Tube Lines chief executive Dean Finch said the decision was “wrong” and accused Bolt of “ducking the issue” by failing to address the client’s role in work on the Tube.
Speaking exclusively to NCE Finch said that the decision would effectively force Tube Lines and London Underground (LUL) to adopt an adversarial approach to the upgrade contract.
He promised to fight hard against Bolt’s draft ruling over the next six weeks.
“What he [Bolt] is saying is that £4.4bn is the baseline from which Tube Lines would have to derive other sources of income,” he said.
Clawing back costs
Finch was referring to the fact that it would have to make claims against LUL for inefficient procurement, and inability to work in partnership to ensure it gets all the revenue it needs.
“I think he [Bolt] and his advisers are wrong and they have asked the wrong questions,” he said. “London Undergound is not a perfect client and I think his advisers have to take that into account in their assessment.”
Tube Lines had originally asked to spend £6.6bn between 2010 and 2017 but this figure was revised after de-scoping to £5.75bn. London Underground argued that this work should only cost £4bn.
The Arbiter ruled in December that the work should cost £4.4bn.

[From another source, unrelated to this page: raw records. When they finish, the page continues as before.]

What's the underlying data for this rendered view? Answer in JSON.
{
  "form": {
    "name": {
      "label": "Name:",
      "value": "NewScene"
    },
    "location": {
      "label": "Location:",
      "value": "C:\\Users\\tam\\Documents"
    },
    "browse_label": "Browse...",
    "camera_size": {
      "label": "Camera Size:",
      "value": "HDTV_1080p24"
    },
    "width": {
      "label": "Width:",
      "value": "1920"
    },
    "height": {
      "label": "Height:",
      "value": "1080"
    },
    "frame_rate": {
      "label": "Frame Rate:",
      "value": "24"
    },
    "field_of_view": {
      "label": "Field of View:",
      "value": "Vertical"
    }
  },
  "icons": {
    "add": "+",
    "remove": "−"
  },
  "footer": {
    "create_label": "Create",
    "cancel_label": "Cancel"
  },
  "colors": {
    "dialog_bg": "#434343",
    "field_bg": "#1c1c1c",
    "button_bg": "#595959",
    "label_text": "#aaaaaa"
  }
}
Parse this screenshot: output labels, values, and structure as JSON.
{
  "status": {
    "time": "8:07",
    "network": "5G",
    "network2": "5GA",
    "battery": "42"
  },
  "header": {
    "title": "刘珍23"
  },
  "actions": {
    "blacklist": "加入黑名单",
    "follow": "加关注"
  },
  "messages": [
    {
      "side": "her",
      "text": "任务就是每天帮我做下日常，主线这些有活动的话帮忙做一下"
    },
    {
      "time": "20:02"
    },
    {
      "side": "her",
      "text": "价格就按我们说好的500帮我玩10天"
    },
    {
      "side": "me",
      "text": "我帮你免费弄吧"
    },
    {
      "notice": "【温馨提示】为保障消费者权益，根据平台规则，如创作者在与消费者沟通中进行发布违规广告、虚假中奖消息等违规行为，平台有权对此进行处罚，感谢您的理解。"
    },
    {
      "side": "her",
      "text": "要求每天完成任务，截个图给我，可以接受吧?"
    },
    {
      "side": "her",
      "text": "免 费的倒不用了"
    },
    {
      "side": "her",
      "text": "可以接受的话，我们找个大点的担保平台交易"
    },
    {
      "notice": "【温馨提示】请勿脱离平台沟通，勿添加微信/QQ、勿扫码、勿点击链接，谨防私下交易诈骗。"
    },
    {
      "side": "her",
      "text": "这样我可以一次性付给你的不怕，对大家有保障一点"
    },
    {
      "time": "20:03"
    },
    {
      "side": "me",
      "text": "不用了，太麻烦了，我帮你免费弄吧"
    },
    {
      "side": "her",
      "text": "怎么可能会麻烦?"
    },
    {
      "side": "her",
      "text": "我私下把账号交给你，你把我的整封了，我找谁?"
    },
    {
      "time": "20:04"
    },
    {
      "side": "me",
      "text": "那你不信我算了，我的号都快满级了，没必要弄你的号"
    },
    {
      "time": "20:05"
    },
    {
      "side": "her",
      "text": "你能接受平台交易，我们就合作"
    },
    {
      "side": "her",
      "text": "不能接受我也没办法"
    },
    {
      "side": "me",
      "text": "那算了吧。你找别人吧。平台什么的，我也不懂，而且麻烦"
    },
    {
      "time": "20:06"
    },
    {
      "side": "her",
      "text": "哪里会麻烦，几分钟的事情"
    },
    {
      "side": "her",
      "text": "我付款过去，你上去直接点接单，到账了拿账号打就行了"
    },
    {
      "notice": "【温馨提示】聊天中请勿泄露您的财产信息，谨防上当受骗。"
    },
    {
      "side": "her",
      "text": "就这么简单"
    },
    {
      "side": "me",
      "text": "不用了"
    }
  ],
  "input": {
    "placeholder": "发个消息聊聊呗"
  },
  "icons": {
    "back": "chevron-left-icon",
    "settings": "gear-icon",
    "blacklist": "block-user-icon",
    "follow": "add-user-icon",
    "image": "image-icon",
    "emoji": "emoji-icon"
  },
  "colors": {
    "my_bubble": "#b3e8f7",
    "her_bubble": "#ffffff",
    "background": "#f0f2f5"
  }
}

“A company operating in an overall efficient and economic manner could deliver its obligations at a substantially lower cost than projected by Tube Lines, though not as cheaply as suggested by London Underground,” said Bolt.
“Tube Lines has already secured £100M of claims against London Underground’s inefficiency and we have another £500M on the table,” said Finch.
“The Arbiter is now encouraging us to pursue even more claims which of course we will do but I question whether that is a sensible way forward in what is supposed to be a partnership,” he added.